• **WORK TASK**:
Copy all data exactly. Skip pictures.

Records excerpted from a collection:
--------

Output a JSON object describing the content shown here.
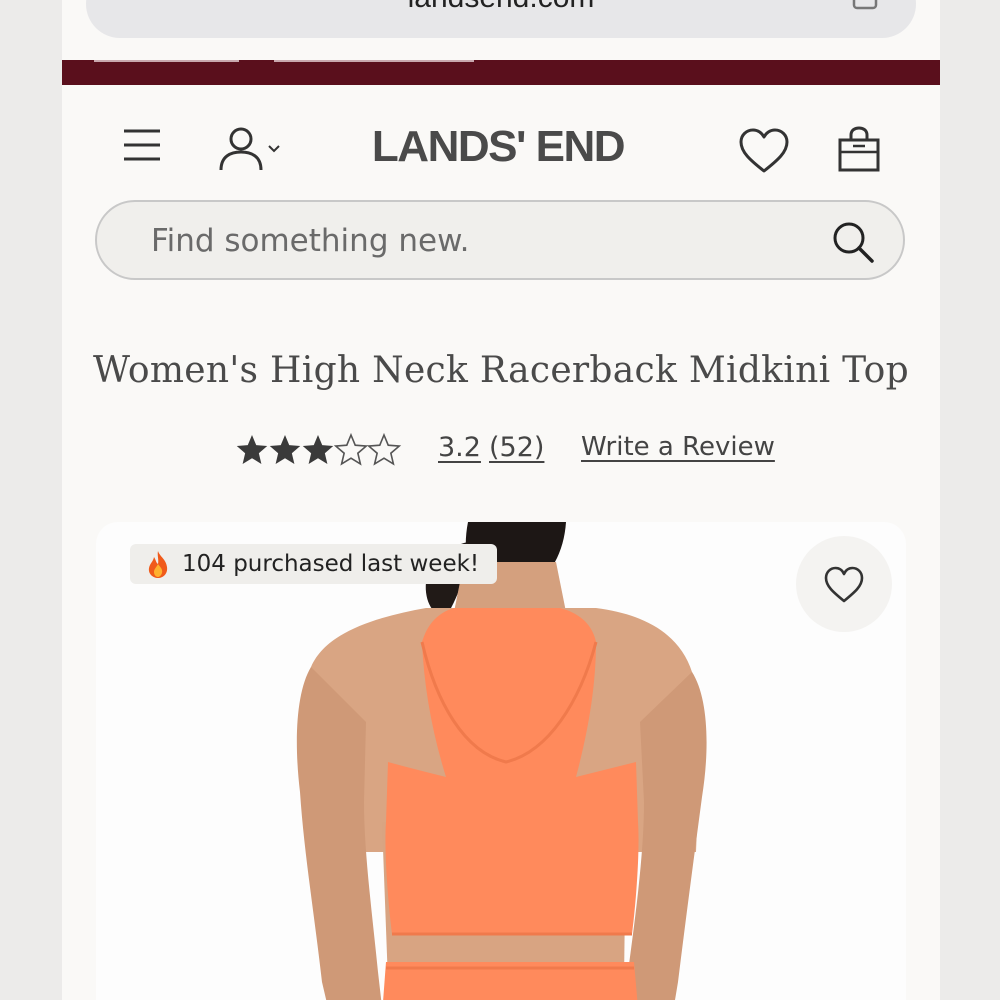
{
  "browser": {
    "url": "landsend.com"
  },
  "header": {
    "logo": "LANDS' END",
    "icons": [
      "menu-icon",
      "account-icon",
      "chevron-down-icon",
      "heart-icon",
      "shopping-bag-icon"
    ]
  },
  "search": {
    "placeholder": "Find something new."
  },
  "product": {
    "title": "Women's High Neck Racerback Midkini Top",
    "rating": {
      "stars_value": 3.2,
      "stars_max": 5,
      "value_label": "3.2",
      "count_label": "(52)",
      "write_review_label": "Write a Review"
    },
    "badge": {
      "icon": "fire-icon",
      "text": "104 purchased last week!"
    },
    "favorite_icon": "heart-icon"
  },
  "colors": {
    "promo_bar": "#5a0f1c",
    "text_dark": "#4a4a4a",
    "product_color": "#ff8a5c"
  }
}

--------

• **EXPECTED ANSWER**:
Output a JSON object describing the content shown here.
{
  "browser": {
    "url": "landsend.com"
  },
  "header": {
    "logo": "LANDS' END",
    "icons": [
      "menu-icon",
      "account-icon",
      "chevron-down-icon",
      "heart-icon",
      "shopping-bag-icon"
    ]
  },
  "search": {
    "placeholder": "Find something new."
  },
  "product": {
    "title": "Women's High Neck Racerback Midkini Top",
    "rating": {
      "stars_value": 3.2,
      "stars_max": 5,
      "value_label": "3.2",
      "count_label": "(52)",
      "write_review_label": "Write a Review"
    },
    "badge": {
      "icon": "fire-icon",
      "text": "104 purchased last week!"
    },
    "favorite_icon": "heart-icon"
  },
  "colors": {
    "promo_bar": "#5a0f1c",
    "text_dark": "#4a4a4a",
    "product_color": "#ff8a5c"
  }
}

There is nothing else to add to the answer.